[Data excerpts]
Start of Block

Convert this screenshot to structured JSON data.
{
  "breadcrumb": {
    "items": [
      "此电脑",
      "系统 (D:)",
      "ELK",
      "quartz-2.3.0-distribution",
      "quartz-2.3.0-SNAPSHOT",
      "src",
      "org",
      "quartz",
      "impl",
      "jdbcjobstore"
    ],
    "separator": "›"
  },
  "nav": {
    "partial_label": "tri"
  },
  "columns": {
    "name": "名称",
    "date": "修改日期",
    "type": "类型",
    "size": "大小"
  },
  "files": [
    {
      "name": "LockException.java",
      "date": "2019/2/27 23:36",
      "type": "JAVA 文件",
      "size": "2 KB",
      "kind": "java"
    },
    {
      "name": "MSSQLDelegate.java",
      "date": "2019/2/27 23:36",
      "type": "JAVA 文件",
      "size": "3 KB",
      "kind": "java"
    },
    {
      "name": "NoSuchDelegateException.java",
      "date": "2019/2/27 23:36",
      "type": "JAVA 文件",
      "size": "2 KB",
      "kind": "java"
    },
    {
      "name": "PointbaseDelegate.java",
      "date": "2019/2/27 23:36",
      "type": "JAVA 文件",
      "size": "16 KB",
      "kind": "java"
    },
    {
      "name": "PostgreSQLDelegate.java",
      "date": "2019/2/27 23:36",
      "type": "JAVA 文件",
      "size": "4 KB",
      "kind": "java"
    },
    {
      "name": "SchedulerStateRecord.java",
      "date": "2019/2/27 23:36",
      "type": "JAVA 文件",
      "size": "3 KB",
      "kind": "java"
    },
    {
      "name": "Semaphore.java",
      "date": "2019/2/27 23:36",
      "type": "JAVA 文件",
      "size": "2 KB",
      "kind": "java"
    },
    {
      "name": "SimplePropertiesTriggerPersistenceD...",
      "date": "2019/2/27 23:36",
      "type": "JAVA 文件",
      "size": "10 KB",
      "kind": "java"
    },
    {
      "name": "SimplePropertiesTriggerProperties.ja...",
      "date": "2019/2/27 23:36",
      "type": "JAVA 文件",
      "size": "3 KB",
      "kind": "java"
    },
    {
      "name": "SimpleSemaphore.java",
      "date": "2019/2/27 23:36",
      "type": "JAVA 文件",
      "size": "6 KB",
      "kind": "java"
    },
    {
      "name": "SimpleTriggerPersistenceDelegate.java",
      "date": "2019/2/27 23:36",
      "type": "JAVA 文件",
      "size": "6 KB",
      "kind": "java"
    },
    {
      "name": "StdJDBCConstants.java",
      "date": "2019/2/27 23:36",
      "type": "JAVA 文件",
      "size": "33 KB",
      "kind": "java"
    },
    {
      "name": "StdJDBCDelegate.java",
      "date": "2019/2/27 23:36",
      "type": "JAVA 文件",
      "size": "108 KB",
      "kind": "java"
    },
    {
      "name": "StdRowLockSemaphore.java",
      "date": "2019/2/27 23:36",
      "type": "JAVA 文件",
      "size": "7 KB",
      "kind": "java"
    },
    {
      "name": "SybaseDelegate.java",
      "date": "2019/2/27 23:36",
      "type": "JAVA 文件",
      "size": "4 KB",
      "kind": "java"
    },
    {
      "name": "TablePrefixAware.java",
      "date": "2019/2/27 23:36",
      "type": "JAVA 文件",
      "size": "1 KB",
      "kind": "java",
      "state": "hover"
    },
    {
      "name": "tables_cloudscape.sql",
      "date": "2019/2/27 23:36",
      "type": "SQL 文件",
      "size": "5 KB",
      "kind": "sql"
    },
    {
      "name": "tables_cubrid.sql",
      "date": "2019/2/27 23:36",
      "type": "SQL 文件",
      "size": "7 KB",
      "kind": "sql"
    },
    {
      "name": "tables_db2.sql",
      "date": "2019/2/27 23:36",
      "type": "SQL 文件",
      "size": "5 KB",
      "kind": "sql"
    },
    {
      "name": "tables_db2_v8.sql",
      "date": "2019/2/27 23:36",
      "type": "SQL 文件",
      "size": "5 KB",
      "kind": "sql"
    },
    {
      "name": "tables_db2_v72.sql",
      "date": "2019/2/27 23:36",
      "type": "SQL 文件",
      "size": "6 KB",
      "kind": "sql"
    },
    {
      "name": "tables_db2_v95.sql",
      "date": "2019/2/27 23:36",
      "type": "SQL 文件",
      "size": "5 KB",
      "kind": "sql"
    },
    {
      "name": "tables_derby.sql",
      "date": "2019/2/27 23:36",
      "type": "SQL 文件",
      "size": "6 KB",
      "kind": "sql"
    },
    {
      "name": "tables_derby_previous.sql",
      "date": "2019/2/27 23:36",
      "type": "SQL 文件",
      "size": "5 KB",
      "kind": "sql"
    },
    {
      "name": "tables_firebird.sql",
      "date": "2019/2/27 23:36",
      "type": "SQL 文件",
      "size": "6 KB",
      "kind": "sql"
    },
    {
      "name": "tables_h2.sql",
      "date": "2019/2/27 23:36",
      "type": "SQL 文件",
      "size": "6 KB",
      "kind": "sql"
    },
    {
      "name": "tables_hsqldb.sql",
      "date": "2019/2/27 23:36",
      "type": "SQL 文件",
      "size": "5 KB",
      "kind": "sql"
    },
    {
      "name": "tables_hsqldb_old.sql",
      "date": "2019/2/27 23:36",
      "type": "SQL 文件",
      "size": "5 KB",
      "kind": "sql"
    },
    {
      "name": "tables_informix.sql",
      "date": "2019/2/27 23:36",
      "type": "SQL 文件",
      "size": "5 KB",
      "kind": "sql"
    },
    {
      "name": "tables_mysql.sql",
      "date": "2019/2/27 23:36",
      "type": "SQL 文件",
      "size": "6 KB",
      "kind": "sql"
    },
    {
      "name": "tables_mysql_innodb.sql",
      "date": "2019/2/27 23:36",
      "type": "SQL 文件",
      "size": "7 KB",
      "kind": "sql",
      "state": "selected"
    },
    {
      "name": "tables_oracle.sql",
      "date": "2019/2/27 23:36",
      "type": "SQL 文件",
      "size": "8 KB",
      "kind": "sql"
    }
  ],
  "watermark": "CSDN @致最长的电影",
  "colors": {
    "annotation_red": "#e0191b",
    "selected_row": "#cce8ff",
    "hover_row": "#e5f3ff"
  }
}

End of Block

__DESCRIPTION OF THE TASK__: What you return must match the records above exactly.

__RESPONSE TO THE EXERCISE__:
Convert this screenshot to structured JSON data.
{
  "breadcrumb": {
    "items": [
      "此电脑",
      "系统 (D:)",
      "ELK",
      "quartz-2.3.0-distribution",
      "quartz-2.3.0-SNAPSHOT",
      "src",
      "org",
      "quartz",
      "impl",
      "jdbcjobstore"
    ],
    "separator": "›"
  },
  "nav": {
    "partial_label": "tri"
  },
  "columns": {
    "name": "名称",
    "date": "修改日期",
    "type": "类型",
    "size": "大小"
  },
  "files": [
    {
      "name": "LockException.java",
      "date": "2019/2/27 23:36",
      "type": "JAVA 文件",
      "size": "2 KB",
      "kind": "java"
    },
    {
      "name": "MSSQLDelegate.java",
      "date": "2019/2/27 23:36",
      "type": "JAVA 文件",
      "size": "3 KB",
      "kind": "java"
    },
    {
      "name": "NoSuchDelegateException.java",
      "date": "2019/2/27 23:36",
      "type": "JAVA 文件",
      "size": "2 KB",
      "kind": "java"
    },
    {
      "name": "PointbaseDelegate.java",
      "date": "2019/2/27 23:36",
      "type": "JAVA 文件",
      "size": "16 KB",
      "kind": "java"
    },
    {
      "name": "PostgreSQLDelegate.java",
      "date": "2019/2/27 23:36",
      "type": "JAVA 文件",
      "size": "4 KB",
      "kind": "java"
    },
    {
      "name": "SchedulerStateRecord.java",
      "date": "2019/2/27 23:36",
      "type": "JAVA 文件",
      "size": "3 KB",
      "kind": "java"
    },
    {
      "name": "Semaphore.java",
      "date": "2019/2/27 23:36",
      "type": "JAVA 文件",
      "size": "2 KB",
      "kind": "java"
    },
    {
      "name": "SimplePropertiesTriggerPersistenceD...",
      "date": "2019/2/27 23:36",
      "type": "JAVA 文件",
      "size": "10 KB",
      "kind": "java"
    },
    {
      "name": "SimplePropertiesTriggerProperties.ja...",
      "date": "2019/2/27 23:36",
      "type": "JAVA 文件",
      "size": "3 KB",
      "kind": "java"
    },
    {
      "name": "SimpleSemaphore.java",
      "date": "2019/2/27 23:36",
      "type": "JAVA 文件",
      "size": "6 KB",
      "kind": "java"
    },
    {
      "name": "SimpleTriggerPersistenceDelegate.java",
      "date": "2019/2/27 23:36",
      "type": "JAVA 文件",
      "size": "6 KB",
      "kind": "java"
    },
    {
      "name": "StdJDBCConstants.java",
      "date": "2019/2/27 23:36",
      "type": "JAVA 文件",
      "size": "33 KB",
      "kind": "java"
    },
    {
      "name": "StdJDBCDelegate.java",
      "date": "2019/2/27 23:36",
      "type": "JAVA 文件",
      "size": "108 KB",
      "kind": "java"
    },
    {
      "name": "StdRowLockSemaphore.java",
      "date": "2019/2/27 23:36",
      "type": "JAVA 文件",
      "size": "7 KB",
      "kind": "java"
    },
    {
      "name": "SybaseDelegate.java",
      "date": "2019/2/27 23:36",
      "type": "JAVA 文件",
      "size": "4 KB",
      "kind": "java"
    },
    {
      "name": "TablePrefixAware.java",
      "date": "2019/2/27 23:36",
      "type": "JAVA 文件",
      "size": "1 KB",
      "kind": "java",
      "state": "hover"
    },
    {
      "name": "tables_cloudscape.sql",
      "date": "2019/2/27 23:36",
      "type": "SQL 文件",
      "size": "5 KB",
      "kind": "sql"
    },
    {
      "name": "tables_cubrid.sql",
      "date": "2019/2/27 23:36",
      "type": "SQL 文件",
      "size": "7 KB",
      "kind": "sql"
    },
    {
      "name": "tables_db2.sql",
      "date": "2019/2/27 23:36",
      "type": "SQL 文件",
      "size": "5 KB",
      "kind": "sql"
    },
    {
      "name": "tables_db2_v8.sql",
      "date": "2019/2/27 23:36",
      "type": "SQL 文件",
      "size": "5 KB",
      "kind": "sql"
    },
    {
      "name": "tables_db2_v72.sql",
      "date": "2019/2/27 23:36",
      "type": "SQL 文件",
      "size": "6 KB",
      "kind": "sql"
    },
    {
      "name": "tables_db2_v95.sql",
      "date": "2019/2/27 23:36",
      "type": "SQL 文件",
      "size": "5 KB",
      "kind": "sql"
    },
    {
      "name": "tables_derby.sql",
      "date": "2019/2/27 23:36",
      "type": "SQL 文件",
      "size": "6 KB",
      "kind": "sql"
    },
    {
      "name": "tables_derby_previous.sql",
      "date": "2019/2/27 23:36",
      "type": "SQL 文件",
      "size": "5 KB",
      "kind": "sql"
    },
    {
      "name": "tables_firebird.sql",
      "date": "2019/2/27 23:36",
      "type": "SQL 文件",
      "size": "6 KB",
      "kind": "sql"
    },
    {
      "name": "tables_h2.sql",
      "date": "2019/2/27 23:36",
      "type": "SQL 文件",
      "size": "6 KB",
      "kind": "sql"
    },
    {
      "name": "tables_hsqldb.sql",
      "date": "2019/2/27 23:36",
      "type": "SQL 文件",
      "size": "5 KB",
      "kind": "sql"
    },
    {
      "name": "tables_hsqldb_old.sql",
      "date": "2019/2/27 23:36",
      "type": "SQL 文件",
      "size": "5 KB",
      "kind": "sql"
    },
    {
      "name": "tables_informix.sql",
      "date": "2019/2/27 23:36",
      "type": "SQL 文件",
      "size": "5 KB",
      "kind": "sql"
    },
    {
      "name": "tables_mysql.sql",
      "date": "2019/2/27 23:36",
      "type": "SQL 文件",
      "size": "6 KB",
      "kind": "sql"
    },
    {
      "name": "tables_mysql_innodb.sql",
      "date": "2019/2/27 23:36",
      "type": "SQL 文件",
      "size": "7 KB",
      "kind": "sql",
      "state": "selected"
    },
    {
      "name": "tables_oracle.sql",
      "date": "2019/2/27 23:36",
      "type": "SQL 文件",
      "size": "8 KB",
      "kind": "sql"
    }
  ],
  "watermark": "CSDN @致最长的电影",
  "colors": {
    "annotation_red": "#e0191b",
    "selected_row": "#cce8ff",
    "hover_row": "#e5f3ff"
  }
}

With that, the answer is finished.